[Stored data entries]
****************************************

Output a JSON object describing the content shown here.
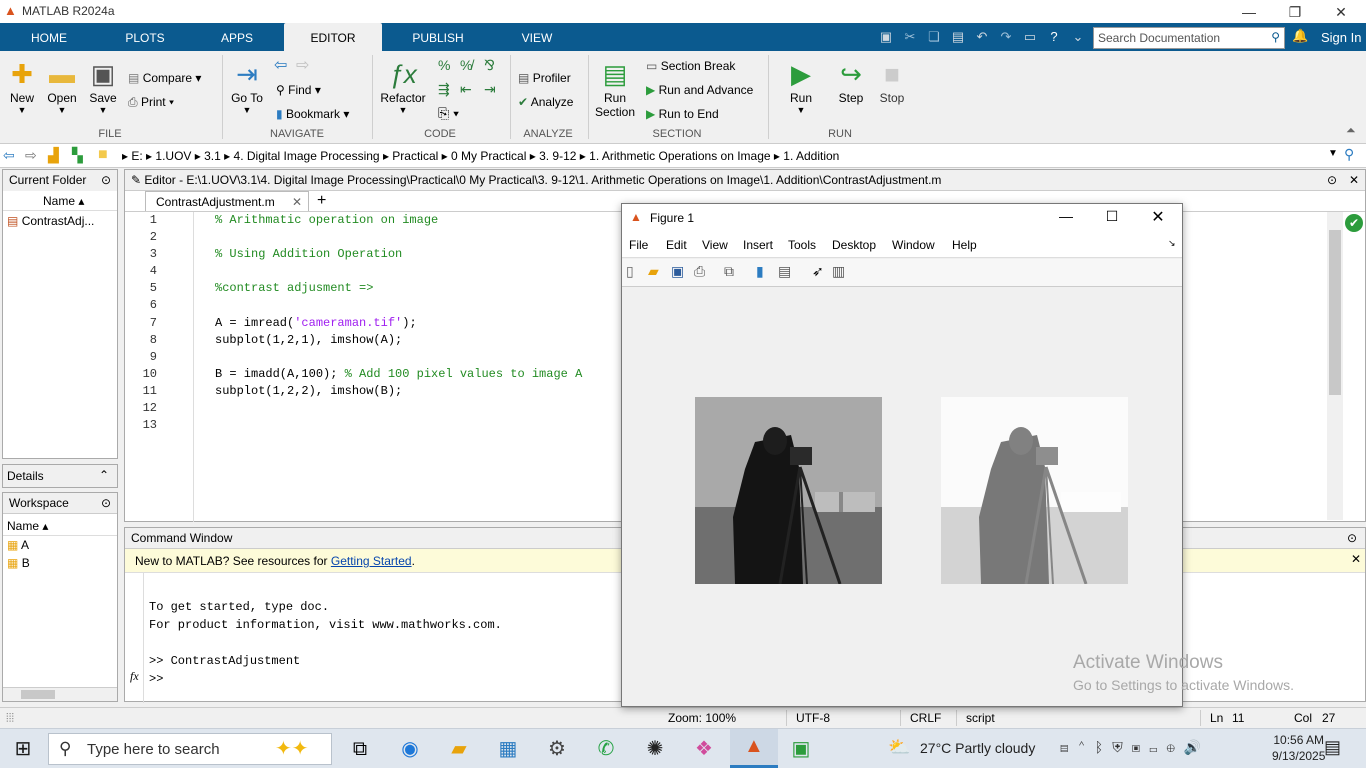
{
  "window": {
    "title": "MATLAB R2024a",
    "min": "—",
    "max": "❐",
    "close": "✕"
  },
  "tabs": [
    "HOME",
    "PLOTS",
    "APPS",
    "EDITOR",
    "PUBLISH",
    "VIEW"
  ],
  "search": {
    "placeholder": "Search Documentation"
  },
  "signin": "Sign In",
  "ribbon": {
    "file": {
      "label": "FILE",
      "new": "New",
      "open": "Open",
      "save": "Save",
      "compare": "Compare",
      "print": "Print"
    },
    "navigate": {
      "label": "NAVIGATE",
      "goto": "Go To",
      "find": "Find",
      "bookmark": "Bookmark"
    },
    "code": {
      "label": "CODE",
      "refactor": "Refactor"
    },
    "analyze": {
      "label": "ANALYZE",
      "profiler": "Profiler",
      "analyze": "Analyze"
    },
    "section": {
      "label": "SECTION",
      "run_section_1": "Run",
      "run_section_2": "Section",
      "section_break": "Section Break",
      "run_advance": "Run and Advance",
      "run_end": "Run to End"
    },
    "run": {
      "label": "RUN",
      "run": "Run",
      "step": "Step",
      "stop": "Stop"
    }
  },
  "path": [
    "E:",
    "1.UOV",
    "3.1",
    "4. Digital Image Processing",
    "Practical",
    "0 My Practical",
    "3. 9-12",
    "1. Arithmetic Operations on Image",
    "1. Addition"
  ],
  "current_folder": {
    "title": "Current Folder",
    "col": "Name",
    "files": [
      "ContrastAdj..."
    ]
  },
  "details": "Details",
  "workspace": {
    "title": "Workspace",
    "col": "Name",
    "vars": [
      "A",
      "B"
    ]
  },
  "editor": {
    "title": "Editor - E:\\1.UOV\\3.1\\4. Digital Image Processing\\Practical\\0 My Practical\\3. 9-12\\1. Arithmetic Operations on Image\\1. Addition\\ContrastAdjustment.m",
    "tab": "ContrastAdjustment.m",
    "lines": [
      {
        "n": "1",
        "code": "",
        "comment": "% Arithmatic operation on image"
      },
      {
        "n": "2",
        "code": "",
        "comment": ""
      },
      {
        "n": "3",
        "code": "",
        "comment": "% Using Addition Operation"
      },
      {
        "n": "4",
        "code": "",
        "comment": ""
      },
      {
        "n": "5",
        "code": "",
        "comment": "%contrast adjusment =>"
      },
      {
        "n": "6",
        "code": "",
        "comment": ""
      },
      {
        "n": "7",
        "code": "A = imread(",
        "str": "'cameraman.tif'",
        "tail": ");"
      },
      {
        "n": "8",
        "code": "subplot(1,2,1), imshow(A);"
      },
      {
        "n": "9",
        "code": ""
      },
      {
        "n": "10",
        "code": "B = imadd(A,100); ",
        "comment": "% Add 100 pixel values to image A"
      },
      {
        "n": "11",
        "code": "subplot(1,2,2), imshow(B);"
      },
      {
        "n": "12",
        "code": ""
      },
      {
        "n": "13",
        "code": ""
      }
    ]
  },
  "command": {
    "title": "Command Window",
    "banner_text": "New to MATLAB? See resources for ",
    "banner_link": "Getting Started",
    "banner_end": ".",
    "lines": [
      "To get started, type doc.",
      "For product information, visit www.mathworks.com.",
      "",
      ">> ContrastAdjustment"
    ],
    "prompt": ">>"
  },
  "figure": {
    "title": "Figure 1",
    "menu": [
      "File",
      "Edit",
      "View",
      "Insert",
      "Tools",
      "Desktop",
      "Window",
      "Help"
    ]
  },
  "status": {
    "zoom": "Zoom: 100%",
    "enc": "UTF-8",
    "eol": "CRLF",
    "type": "script",
    "ln_label": "Ln",
    "ln": "11",
    "col_label": "Col",
    "col": "27"
  },
  "watermark": {
    "line1": "Activate Windows",
    "line2": "Go to Settings to activate Windows."
  },
  "taskbar": {
    "search": "Type here to search",
    "weather": "27°C  Partly cloudy",
    "time": "10:56 AM",
    "date": "9/13/2025"
  }
}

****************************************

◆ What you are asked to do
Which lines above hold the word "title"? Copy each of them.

◆ Reply to the exercise
    "title": "MATLAB R2024a",
    "title": "Current Folder",
    "title": "Workspace",
    "title": "Editor - E:\\1.UOV\\3.1\\4. Digital Image Processing\\Practical\\0 My Practical\\3. 9-12\\1. Arithmetic Operations on Image\\1. Addition\\ContrastAdjustment.m",
    "title": "Command Window",
    "title": "Figure 1",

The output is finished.